Researchers have identified a pattern of brain activity that predicts anger experienced during dreaming, according to a new study of healthy adults published in JNeurosci. The research could potentially inform efforts to understand the neural basis of the emotional content of nightmares, a feature of various mental and sleep disorders.
UA Center for Integrative Medicine sleep and dream specialist Dr. Rubin Naiman’s comprehensive review of data about the causes, extent and consequences of dream loss includes recommendations for restoring healthy dreaming.
New study finds dementia in the elderly can be predicted by measuring REM sleep.

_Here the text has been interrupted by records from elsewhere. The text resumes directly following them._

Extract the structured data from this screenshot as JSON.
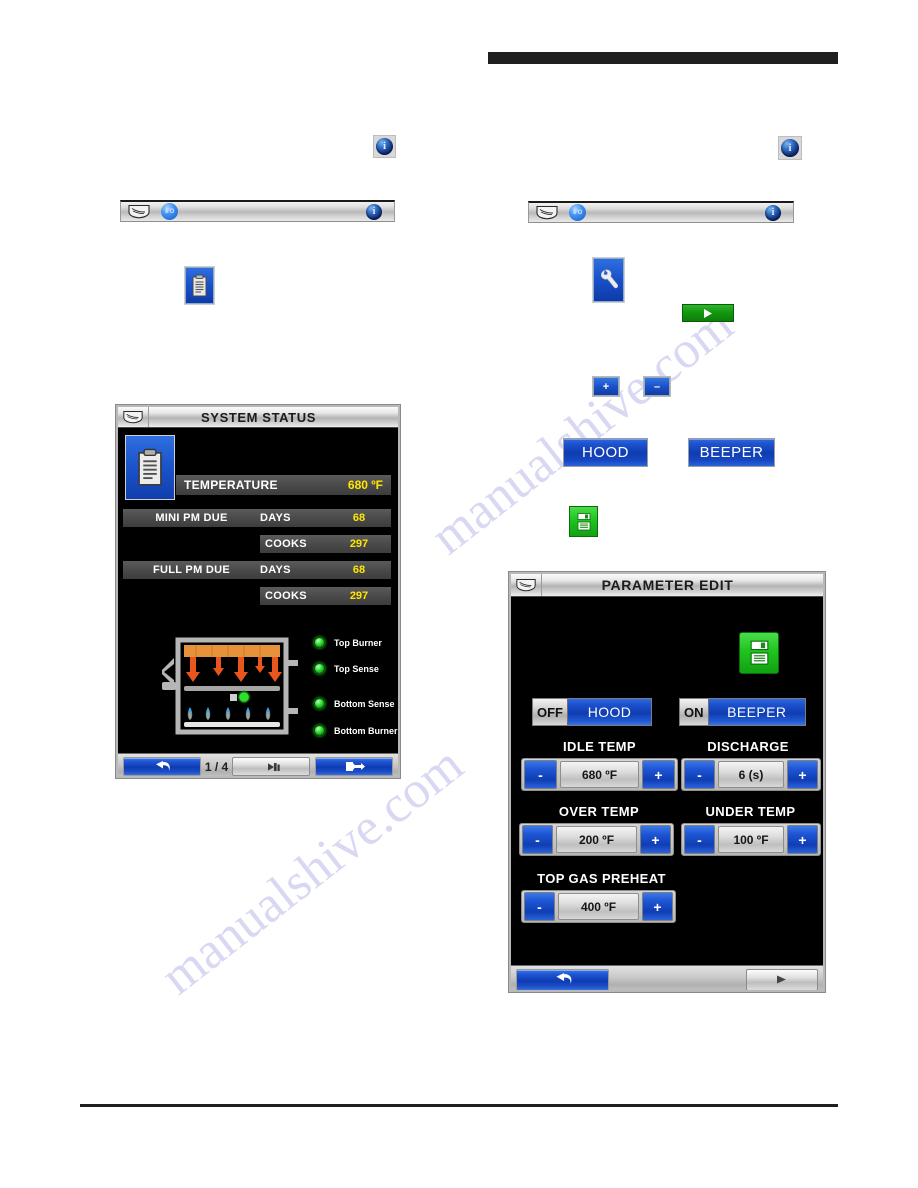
{
  "page": {
    "watermark_text_1": "manualshive.com",
    "watermark_text_2": "manualshive.com"
  },
  "left_column": {
    "info_icon_name": "info-icon",
    "toolbar": {
      "logo_name": "vulcan-shield-logo",
      "ifo_icon_name": "ifo-icon",
      "info_icon_name": "info-icon"
    },
    "clipboard_icon_name": "clipboard-icon"
  },
  "right_column": {
    "info_icon_name": "info-icon",
    "toolbar": {
      "logo_name": "vulcan-shield-logo",
      "ifo_icon_name": "ifo-icon",
      "info_icon_name": "info-icon"
    },
    "wrench_icon_name": "wrench-icon",
    "green_play_name": "green-play-button",
    "plus_label": "+",
    "minus_label": "–",
    "hood_button_label": "HOOD",
    "beeper_button_label": "BEEPER",
    "save_icon_name": "save-floppy-icon"
  },
  "system_status_screen": {
    "title": "SYSTEM STATUS",
    "rows": [
      {
        "label": "TEMPERATURE",
        "unit": "",
        "value": "680 ºF"
      },
      {
        "label": "MINI PM DUE",
        "unit": "DAYS",
        "value": "68"
      },
      {
        "label": "",
        "unit": "COOKS",
        "value": "297"
      },
      {
        "label": "FULL PM DUE",
        "unit": "DAYS",
        "value": "68"
      },
      {
        "label": "",
        "unit": "COOKS",
        "value": "297"
      }
    ],
    "status_leds": [
      {
        "label": "Top Burner",
        "color": "#2ee02e"
      },
      {
        "label": "Top Sense",
        "color": "#2ee02e"
      },
      {
        "label": "Bottom Sense",
        "color": "#2ee02e"
      },
      {
        "label": "Bottom Burner",
        "color": "#2ee02e"
      }
    ],
    "nav": {
      "back_icon": "back-arrow-icon",
      "page_indicator": "1 / 4",
      "prev_icon": "prev-page-icon",
      "next_icon": "next-page-icon"
    }
  },
  "parameter_edit_screen": {
    "title": "PARAMETER EDIT",
    "save_icon_name": "save-floppy-icon",
    "toggles": [
      {
        "state": "OFF",
        "name": "HOOD"
      },
      {
        "state": "ON",
        "name": "BEEPER"
      }
    ],
    "parameters": [
      {
        "label": "IDLE TEMP",
        "value": "680 ºF",
        "minus": "-",
        "plus": "+"
      },
      {
        "label": "DISCHARGE",
        "value": "6 (s)",
        "minus": "-",
        "plus": "+"
      },
      {
        "label": "OVER TEMP",
        "value": "200 ºF",
        "minus": "-",
        "plus": "+"
      },
      {
        "label": "UNDER TEMP",
        "value": "100 ºF",
        "minus": "-",
        "plus": "+"
      },
      {
        "label": "TOP GAS PREHEAT",
        "value": "400 ºF",
        "minus": "-",
        "plus": "+"
      }
    ],
    "nav": {
      "back_icon": "back-arrow-icon",
      "next_icon": "next-arrow-icon"
    }
  },
  "colors": {
    "accent_blue": "#1a50c6",
    "value_yellow": "#ffe600",
    "led_green": "#2ee02e",
    "panel_black": "#000000",
    "row_grey": "#4a4a4a"
  }
}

We know that sleep helps us integrate knowledge acquired during the day. But can we learn new things while sleeping? By exposing subjects to repeated auditory stimuli, a team of researchers has just demonstrated that the brain is capable of learning such sound patterns during certain sleep stages—though they may be forgotten during deep sleep. Led by the Laboratoire de Sciences Cognitives et Psycholinguistique (CNRS / ENS / EHESS) in collaboration with the Laboratoire des Systèmes Perceptifs (CNRS / ENS) and the Centre du Sommeil et de la Vigilance (AP-HP / Paris Descartes University) at Hôtel Dieu Hospital, this study is the subject of an article published in Nature Communications on August 8, 2017.